Since my early teens, when I discovered the work of Juan Gris the Cubist, who made his still lifes with torn and cut segments of French newspapers and bits of frayed wine label, I have been fascinated by collage.

My earliest portraits were made with fragments of paper of one sort or another. Nowadays I still work with slivers from magazines, wrapping paper, newspaper, catalogues, packaging, junkmail – and in fact anything from the deluge of paper that fills our lives. I make commissioned portraits, still lifes, and more abstract pieces, using a variety of materials.

The materials I use are very much “found” or “lighted upon” in the spirit of Kurt Schwitters and the Surrealists. If there is any kind of philosophy behind what I do, it is the appeal of the idea that a still life or a landscape or something as formal and prescribed as a portrait, can be rendered with random pieces of printed paper – that a chaos of re-cycled scraps can be ordered to either represent something specific, or used more metaphorically, to evoke scenes, moods or ideas.

Much of my work is inspired by the coastal landscape of North Cornwall. The Polly Joke abstracts are a series of pictures made from re-cycled canvas, sand and debris found on Polly Joke beach near Crantock.

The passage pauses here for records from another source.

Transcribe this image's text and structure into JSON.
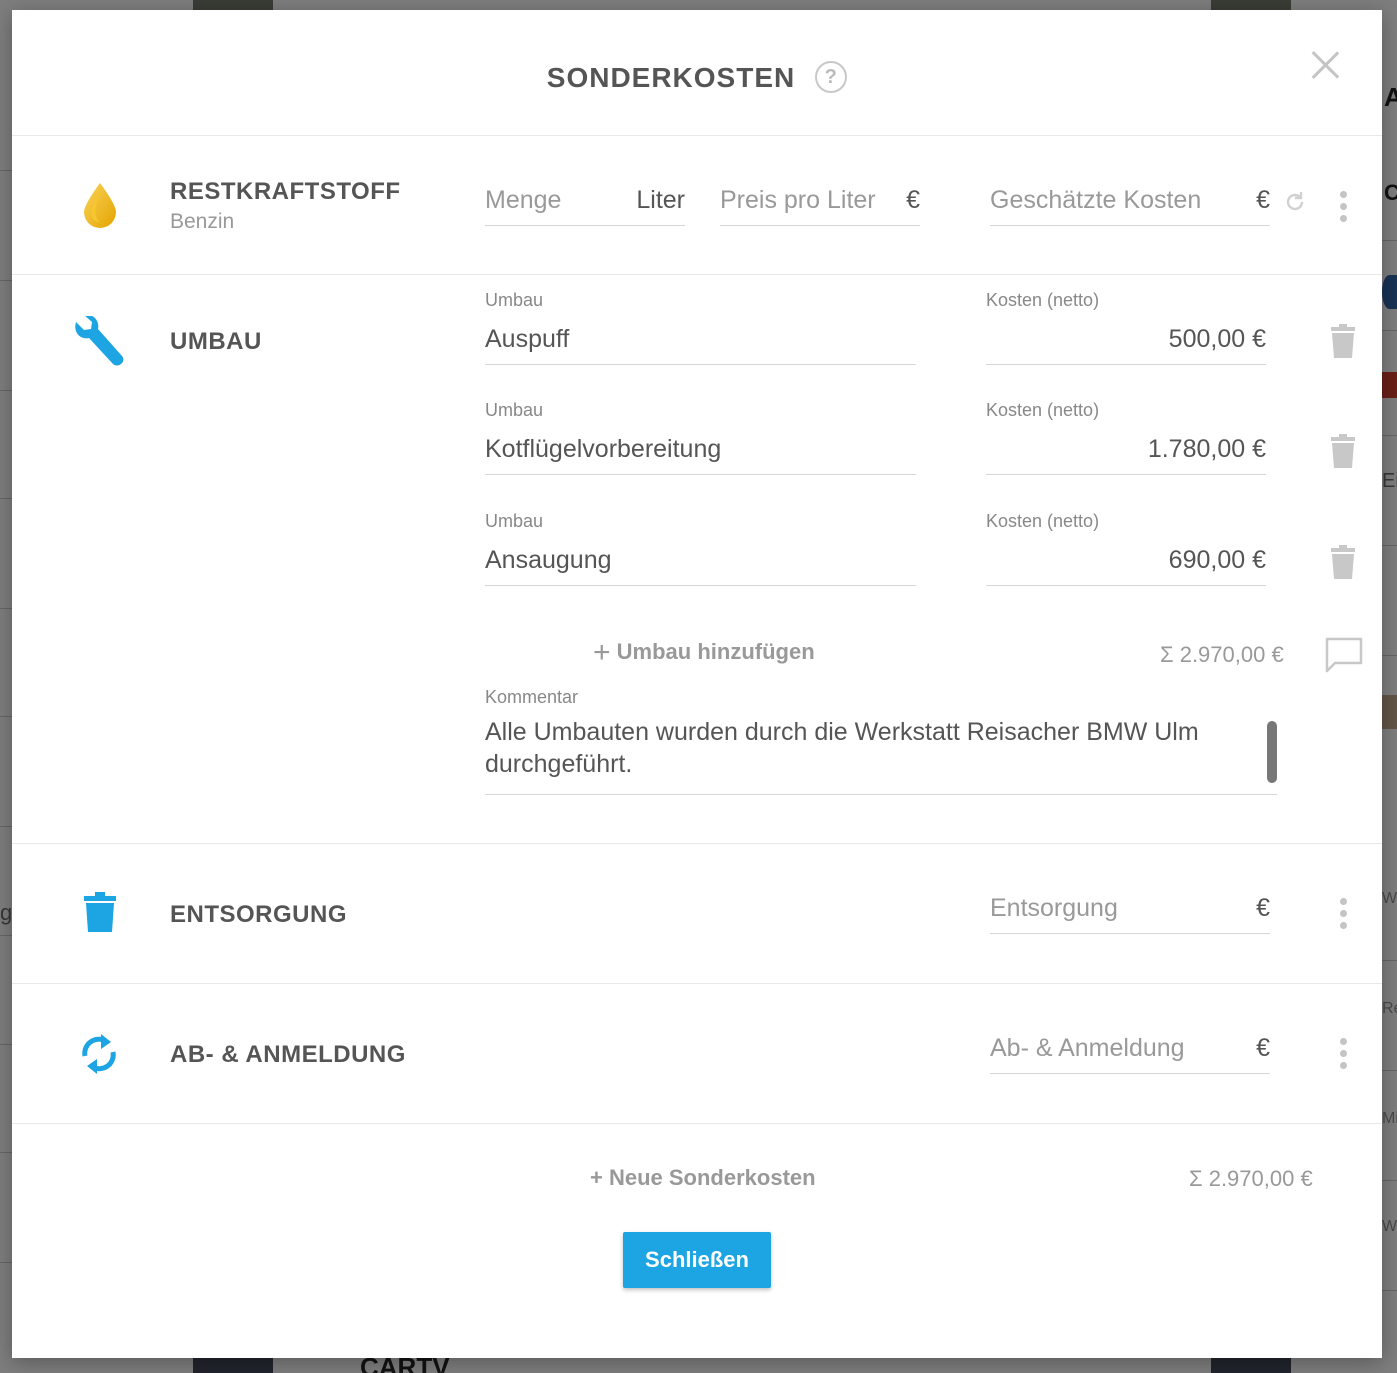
{
  "background": {
    "edge_letters": [
      "A",
      "C",
      "Ei",
      "g",
      "Wi",
      "Re",
      "Mi",
      "We"
    ],
    "footer_logo": "CARTV"
  },
  "modal": {
    "title": "SONDERKOSTEN",
    "help_icon": "?",
    "close_icon": "close-icon"
  },
  "restkraftstoff": {
    "title": "RESTKRAFTSTOFF",
    "subtitle": "Benzin",
    "icon": "fuel-drop-icon",
    "icon_color": "#f2b705",
    "menge_placeholder": "Menge",
    "menge_unit": "Liter",
    "preis_placeholder": "Preis pro Liter",
    "preis_unit": "€",
    "kosten_placeholder": "Geschätzte Kosten",
    "kosten_unit": "€"
  },
  "umbau": {
    "title": "UMBAU",
    "icon": "wrench-icon",
    "icon_color": "#1da4e3",
    "items": [
      {
        "label": "Umbau",
        "value": "Auspuff",
        "cost_label": "Kosten (netto)",
        "cost": "500,00 €"
      },
      {
        "label": "Umbau",
        "value": "Kotflügelvorbereitung",
        "cost_label": "Kosten (netto)",
        "cost": "1.780,00 €"
      },
      {
        "label": "Umbau",
        "value": "Ansaugung",
        "cost_label": "Kosten (netto)",
        "cost": "690,00 €"
      }
    ],
    "add_label": "Umbau hinzufügen",
    "sum": "Σ 2.970,00 €",
    "comment_label": "Kommentar",
    "comment_text": "Alle Umbauten wurden durch die Werkstatt Reisacher BMW Ulm durchgeführt."
  },
  "entsorgung": {
    "title": "ENTSORGUNG",
    "icon": "trash-icon",
    "icon_color": "#1da4e3",
    "placeholder": "Entsorgung",
    "unit": "€"
  },
  "anmeldung": {
    "title": "AB- & ANMELDUNG",
    "icon": "sync-icon",
    "icon_color": "#1da4e3",
    "placeholder": "Ab- & Anmeldung",
    "unit": "€"
  },
  "footer": {
    "add_label": "+ Neue Sonderkosten",
    "total": "Σ 2.970,00 €",
    "close_button": "Schließen"
  }
}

Using photographic reference and drawings, I am currently working on a series of paintings and collages that explore the themes of memory and childhood, and that are inspired by recollections of holidays and time spent by the sea in the South West of England.